> **Exercise**:
Output the listing below verbatim, without images.

> **Supplied data**:
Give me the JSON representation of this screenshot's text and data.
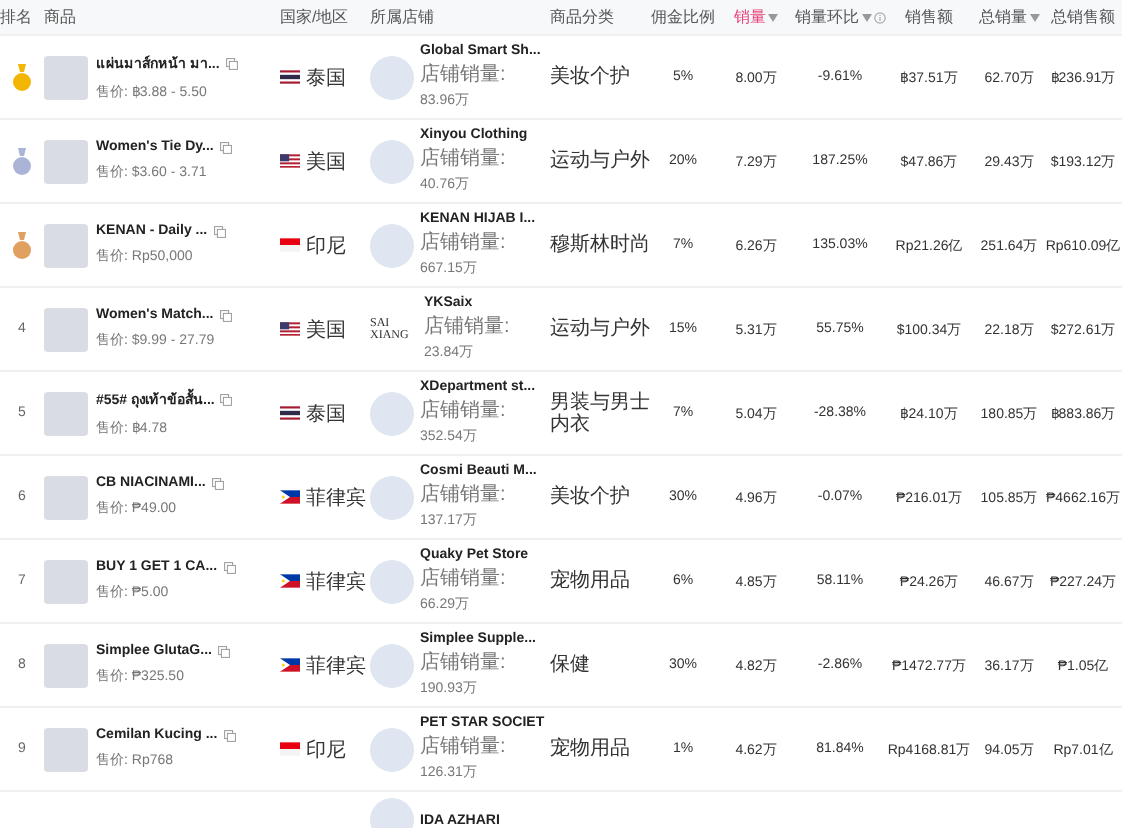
{
  "table": {
    "columns": [
      {
        "label": "排名"
      },
      {
        "label": "商品"
      },
      {
        "label": "国家/地区"
      },
      {
        "label": "所属店铺"
      },
      {
        "label": "商品分类"
      },
      {
        "label": "佣金比例"
      },
      {
        "label": "销量",
        "sortable": true,
        "selected": true
      },
      {
        "label": "销量环比",
        "sortable": true,
        "selected": false,
        "info": true
      },
      {
        "label": "销售额"
      },
      {
        "label": "总销量",
        "sortable": true,
        "selected": false
      },
      {
        "label": "总销售额"
      }
    ],
    "rows": [
      {
        "kind": "medal",
        "color": "#f2b705",
        "product": "แผ่นมาส์กหน้า มา...",
        "price": "售价: ฿3.88 - 5.50",
        "country": {
          "name": "泰国",
          "kind": "thailand"
        },
        "store": "Global Smart Sh...",
        "store_sales_label": "店铺销量:",
        "store_sales": "83.96万",
        "category": "美妆个护",
        "commission": "5%",
        "sales": "8.00万",
        "change": "-9.61%",
        "revenue": "฿37.51万",
        "total_sales": "62.70万",
        "total_revenue": "฿236.91万"
      },
      {
        "kind": "medal",
        "color": "#a9b4d6",
        "product": "Women's Tie Dy...",
        "price": "售价: $3.60 - 3.71",
        "country": {
          "name": "美国",
          "kind": "usa"
        },
        "store": "Xinyou Clothing",
        "store_sales_label": "店铺销量:",
        "store_sales": "40.76万",
        "category": "运动与户外",
        "commission": "20%",
        "sales": "7.29万",
        "change": "187.25%",
        "revenue": "$47.86万",
        "total_sales": "29.43万",
        "total_revenue": "$193.12万"
      },
      {
        "kind": "medal",
        "color": "#e0a060",
        "product": "KENAN - Daily ...",
        "price": "售价: Rp50,000",
        "country": {
          "name": "印尼",
          "kind": "indonesia"
        },
        "store": "KENAN HIJAB I...",
        "store_sales_label": "店铺销量:",
        "store_sales": "667.15万",
        "category": "穆斯林时尚",
        "commission": "7%",
        "sales": "6.26万",
        "change": "135.03%",
        "revenue": "Rp21.26亿",
        "total_sales": "251.64万",
        "total_revenue": "Rp610.09亿"
      },
      {
        "kind": "number",
        "rank": "4",
        "product": "Women's Match...",
        "price": "售价: $9.99 - 27.79",
        "country": {
          "name": "美国",
          "kind": "usa"
        },
        "store_logo_text": "SAI XIANG",
        "store": "YKSaix",
        "store_sales_label": "店铺销量:",
        "store_sales": "23.84万",
        "category": "运动与户外",
        "commission": "15%",
        "sales": "5.31万",
        "change": "55.75%",
        "revenue": "$100.34万",
        "total_sales": "22.18万",
        "total_revenue": "$272.61万"
      },
      {
        "kind": "number",
        "rank": "5",
        "product": "#55# ถุงเท้าข้อสั้น...",
        "price": "售价: ฿4.78",
        "country": {
          "name": "泰国",
          "kind": "thailand"
        },
        "store": "XDepartment st...",
        "store_sales_label": "店铺销量:",
        "store_sales": "352.54万",
        "category": "男装与男士内衣",
        "commission": "7%",
        "sales": "5.04万",
        "change": "-28.38%",
        "revenue": "฿24.10万",
        "total_sales": "180.85万",
        "total_revenue": "฿883.86万"
      },
      {
        "kind": "number",
        "rank": "6",
        "product": "CB NIACINAMI...",
        "price": "售价: ₱49.00",
        "country": {
          "name": "菲律宾",
          "kind": "philippines"
        },
        "store": "Cosmi Beauti M...",
        "store_sales_label": "店铺销量:",
        "store_sales": "137.17万",
        "category": "美妆个护",
        "commission": "30%",
        "sales": "4.96万",
        "change": "-0.07%",
        "revenue": "₱216.01万",
        "total_sales": "105.85万",
        "total_revenue": "₱4662.16万"
      },
      {
        "kind": "number",
        "rank": "7",
        "product": "BUY 1 GET 1 CA...",
        "price": "售价: ₱5.00",
        "country": {
          "name": "菲律宾",
          "kind": "philippines"
        },
        "store": "Quaky Pet Store",
        "store_sales_label": "店铺销量:",
        "store_sales": "66.29万",
        "category": "宠物用品",
        "commission": "6%",
        "sales": "4.85万",
        "change": "58.11%",
        "revenue": "₱24.26万",
        "total_sales": "46.67万",
        "total_revenue": "₱227.24万"
      },
      {
        "kind": "number",
        "rank": "8",
        "product": "Simplee GlutaG...",
        "price": "售价: ₱325.50",
        "country": {
          "name": "菲律宾",
          "kind": "philippines"
        },
        "store": "Simplee Supple...",
        "store_sales_label": "店铺销量:",
        "store_sales": "190.93万",
        "category": "保健",
        "commission": "30%",
        "sales": "4.82万",
        "change": "-2.86%",
        "revenue": "₱1472.77万",
        "total_sales": "36.17万",
        "total_revenue": "₱1.05亿"
      },
      {
        "kind": "number",
        "rank": "9",
        "product": "Cemilan Kucing ...",
        "price": "售价: Rp768",
        "country": {
          "name": "印尼",
          "kind": "indonesia"
        },
        "store": "PET STAR SOCIET",
        "store_sales_label": "店铺销量:",
        "store_sales": "126.31万",
        "category": "宠物用品",
        "commission": "1%",
        "sales": "4.62万",
        "change": "81.84%",
        "revenue": "Rp4168.81万",
        "total_sales": "94.05万",
        "total_revenue": "Rp7.01亿"
      },
      {
        "kind": "partial",
        "store": "IDA AZHARI"
      }
    ]
  }
}
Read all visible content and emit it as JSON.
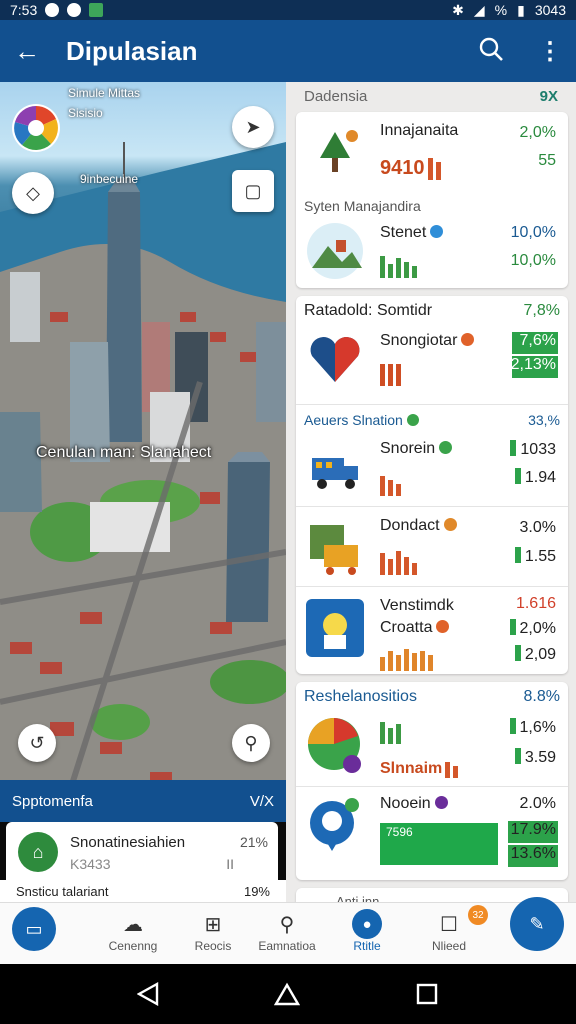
{
  "status_bar": {
    "time": "7:53",
    "right_text": "3043"
  },
  "app_bar": {
    "title": "Dipulasian"
  },
  "map": {
    "label_top_1": "Simule Mittas",
    "label_top_2": "Sisisio",
    "label_mid": "9inbecuine",
    "overlay": "Cenulan man: Slanahect"
  },
  "left_sheet": {
    "header": "Spptomenfa",
    "header_action": "V/X",
    "item_title": "Snonatinesiahien",
    "item_value": "21%",
    "item_sub": "K3433",
    "item_sub_value": "II",
    "footer_label": "Snsticu talariant",
    "footer_value": "19%"
  },
  "panel": {
    "header": "Dadensia",
    "header_action": "9X",
    "card1": {
      "rows": [
        {
          "name": "Innajanaita",
          "metric": "9410",
          "v1": "2,0%",
          "v2": "55"
        },
        {
          "name": "Stenet",
          "v1": "10,0%",
          "v2": "10,0%"
        }
      ],
      "section": "Syten Manajandira"
    },
    "card2": {
      "title": "Ratadold: Somtidr",
      "title_value": "7,8%",
      "rows": [
        {
          "name": "Snongiotar",
          "v1": "7,6%",
          "v2": "2,13%"
        }
      ],
      "section": "Aeuers Slnation",
      "section_value": "33,%",
      "rows2": [
        {
          "name": "Snorein",
          "v1": "1033",
          "v2": "1.94"
        },
        {
          "name": "Dondact",
          "v1": "3.0%",
          "v2": "1.55"
        },
        {
          "name": "Venstimdk",
          "sub": "Croatta",
          "v1": "1.616",
          "v2": "2,0%",
          "v3": "2,09"
        }
      ]
    },
    "card3": {
      "title": "Reshelanositios",
      "title_value": "8.8%",
      "rows": [
        {
          "name": "Slnnaim",
          "v1": "1,6%",
          "v2": "3.59"
        },
        {
          "name": "Nooein",
          "bar_text": "7596",
          "v1": "2.0%",
          "v2": "17.9%",
          "v3": "13.6%"
        }
      ]
    },
    "peek": "Anti inn"
  },
  "bottom_nav": {
    "items": [
      "Cenenng",
      "Reocis",
      "Eamnatioa",
      "Rtitle",
      "Nlieed"
    ],
    "badge": "32"
  },
  "colors": {
    "primary": "#12508f",
    "accent_green": "#2ca24a",
    "accent_orange": "#e0622a"
  }
}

> **Answer to the problem**:
Give me the JSON representation of this screenshot's text and data.
{
  "table": {
    "columns": [
      {
        "label": "排名"
      },
      {
        "label": "商品"
      },
      {
        "label": "国家/地区"
      },
      {
        "label": "所属店铺"
      },
      {
        "label": "商品分类"
      },
      {
        "label": "佣金比例"
      },
      {
        "label": "销量",
        "sortable": true,
        "selected": true
      },
      {
        "label": "销量环比",
        "sortable": true,
        "selected": false,
        "info": true
      },
      {
        "label": "销售额"
      },
      {
        "label": "总销量",
        "sortable": true,
        "selected": false
      },
      {
        "label": "总销售额"
      }
    ],
    "rows": [
      {
        "kind": "medal",
        "color": "#f2b705",
        "product": "แผ่นมาส์กหน้า มา...",
        "price": "售价: ฿3.88 - 5.50",
        "country": {
          "name": "泰国",
          "kind": "thailand"
        },
        "store": "Global Smart Sh...",
        "store_sales_label": "店铺销量:",
        "store_sales": "83.96万",
        "category": "美妆个护",
        "commission": "5%",
        "sales": "8.00万",
        "change": "-9.61%",
        "revenue": "฿37.51万",
        "total_sales": "62.70万",
        "total_revenue": "฿236.91万"
      },
      {
        "kind": "medal",
        "color": "#a9b4d6",
        "product": "Women's Tie Dy...",
        "price": "售价: $3.60 - 3.71",
        "country": {
          "name": "美国",
          "kind": "usa"
        },
        "store": "Xinyou Clothing",
        "store_sales_label": "店铺销量:",
        "store_sales": "40.76万",
        "category": "运动与户外",
        "commission": "20%",
        "sales": "7.29万",
        "change": "187.25%",
        "revenue": "$47.86万",
        "total_sales": "29.43万",
        "total_revenue": "$193.12万"
      },
      {
        "kind": "medal",
        "color": "#e0a060",
        "product": "KENAN - Daily ...",
        "price": "售价: Rp50,000",
        "country": {
          "name": "印尼",
          "kind": "indonesia"
        },
        "store": "KENAN HIJAB I...",
        "store_sales_label": "店铺销量:",
        "store_sales": "667.15万",
        "category": "穆斯林时尚",
        "commission": "7%",
        "sales": "6.26万",
        "change": "135.03%",
        "revenue": "Rp21.26亿",
        "total_sales": "251.64万",
        "total_revenue": "Rp610.09亿"
      },
      {
        "kind": "number",
        "rank": "4",
        "product": "Women's Match...",
        "price": "售价: $9.99 - 27.79",
        "country": {
          "name": "美国",
          "kind": "usa"
        },
        "store_logo_text": "SAI XIANG",
        "store": "YKSaix",
        "store_sales_label": "店铺销量:",
        "store_sales": "23.84万",
        "category": "运动与户外",
        "commission": "15%",
        "sales": "5.31万",
        "change": "55.75%",
        "revenue": "$100.34万",
        "total_sales": "22.18万",
        "total_revenue": "$272.61万"
      },
      {
        "kind": "number",
        "rank": "5",
        "product": "#55# ถุงเท้าข้อสั้น...",
        "price": "售价: ฿4.78",
        "country": {
          "name": "泰国",
          "kind": "thailand"
        },
        "store": "XDepartment st...",
        "store_sales_label": "店铺销量:",
        "store_sales": "352.54万",
        "category": "男装与男士内衣",
        "commission": "7%",
        "sales": "5.04万",
        "change": "-28.38%",
        "revenue": "฿24.10万",
        "total_sales": "180.85万",
        "total_revenue": "฿883.86万"
      },
      {
        "kind": "number",
        "rank": "6",
        "product": "CB NIACINAMI...",
        "price": "售价: ₱49.00",
        "country": {
          "name": "菲律宾",
          "kind": "philippines"
        },
        "store": "Cosmi Beauti M...",
        "store_sales_label": "店铺销量:",
        "store_sales": "137.17万",
        "category": "美妆个护",
        "commission": "30%",
        "sales": "4.96万",
        "change": "-0.07%",
        "revenue": "₱216.01万",
        "total_sales": "105.85万",
        "total_revenue": "₱4662.16万"
      },
      {
        "kind": "number",
        "rank": "7",
        "product": "BUY 1 GET 1 CA...",
        "price": "售价: ₱5.00",
        "country": {
          "name": "菲律宾",
          "kind": "philippines"
        },
        "store": "Quaky Pet Store",
        "store_sales_label": "店铺销量:",
        "store_sales": "66.29万",
        "category": "宠物用品",
        "commission": "6%",
        "sales": "4.85万",
        "change": "58.11%",
        "revenue": "₱24.26万",
        "total_sales": "46.67万",
        "total_revenue": "₱227.24万"
      },
      {
        "kind": "number",
        "rank": "8",
        "product": "Simplee GlutaG...",
        "price": "售价: ₱325.50",
        "country": {
          "name": "菲律宾",
          "kind": "philippines"
        },
        "store": "Simplee Supple...",
        "store_sales_label": "店铺销量:",
        "store_sales": "190.93万",
        "category": "保健",
        "commission": "30%",
        "sales": "4.82万",
        "change": "-2.86%",
        "revenue": "₱1472.77万",
        "total_sales": "36.17万",
        "total_revenue": "₱1.05亿"
      },
      {
        "kind": "number",
        "rank": "9",
        "product": "Cemilan Kucing ...",
        "price": "售价: Rp768",
        "country": {
          "name": "印尼",
          "kind": "indonesia"
        },
        "store": "PET STAR SOCIET",
        "store_sales_label": "店铺销量:",
        "store_sales": "126.31万",
        "category": "宠物用品",
        "commission": "1%",
        "sales": "4.62万",
        "change": "81.84%",
        "revenue": "Rp4168.81万",
        "total_sales": "94.05万",
        "total_revenue": "Rp7.01亿"
      },
      {
        "kind": "partial",
        "store": "IDA AZHARI"
      }
    ]
  }
}
Read all visible content and emit it as JSON.
{
  "status_bar": {
    "time": "7:53",
    "right_text": "3043"
  },
  "app_bar": {
    "title": "Dipulasian"
  },
  "map": {
    "label_top_1": "Simule Mittas",
    "label_top_2": "Sisisio",
    "label_mid": "9inbecuine",
    "overlay": "Cenulan man: Slanahect"
  },
  "left_sheet": {
    "header": "Spptomenfa",
    "header_action": "V/X",
    "item_title": "Snonatinesiahien",
    "item_value": "21%",
    "item_sub": "K3433",
    "item_sub_value": "II",
    "footer_label": "Snsticu talariant",
    "footer_value": "19%"
  },
  "panel": {
    "header": "Dadensia",
    "header_action": "9X",
    "card1": {
      "rows": [
        {
          "name": "Innajanaita",
          "metric": "9410",
          "v1": "2,0%",
          "v2": "55"
        },
        {
          "name": "Stenet",
          "v1": "10,0%",
          "v2": "10,0%"
        }
      ],
      "section": "Syten Manajandira"
    },
    "card2": {
      "title": "Ratadold: Somtidr",
      "title_value": "7,8%",
      "rows": [
        {
          "name": "Snongiotar",
          "v1": "7,6%",
          "v2": "2,13%"
        }
      ],
      "section": "Aeuers Slnation",
      "section_value": "33,%",
      "rows2": [
        {
          "name": "Snorein",
          "v1": "1033",
          "v2": "1.94"
        },
        {
          "name": "Dondact",
          "v1": "3.0%",
          "v2": "1.55"
        },
        {
          "name": "Venstimdk",
          "sub": "Croatta",
          "v1": "1.616",
          "v2": "2,0%",
          "v3": "2,09"
        }
      ]
    },
    "card3": {
      "title": "Reshelanositios",
      "title_value": "8.8%",
      "rows": [
        {
          "name": "Slnnaim",
          "v1": "1,6%",
          "v2": "3.59"
        },
        {
          "name": "Nooein",
          "bar_text": "7596",
          "v1": "2.0%",
          "v2": "17.9%",
          "v3": "13.6%"
        }
      ]
    },
    "peek": "Anti inn"
  },
  "bottom_nav": {
    "items": [
      "Cenenng",
      "Reocis",
      "Eamnatioa",
      "Rtitle",
      "Nlieed"
    ],
    "badge": "32"
  },
  "colors": {
    "primary": "#12508f",
    "accent_green": "#2ca24a",
    "accent_orange": "#e0622a"
  }
}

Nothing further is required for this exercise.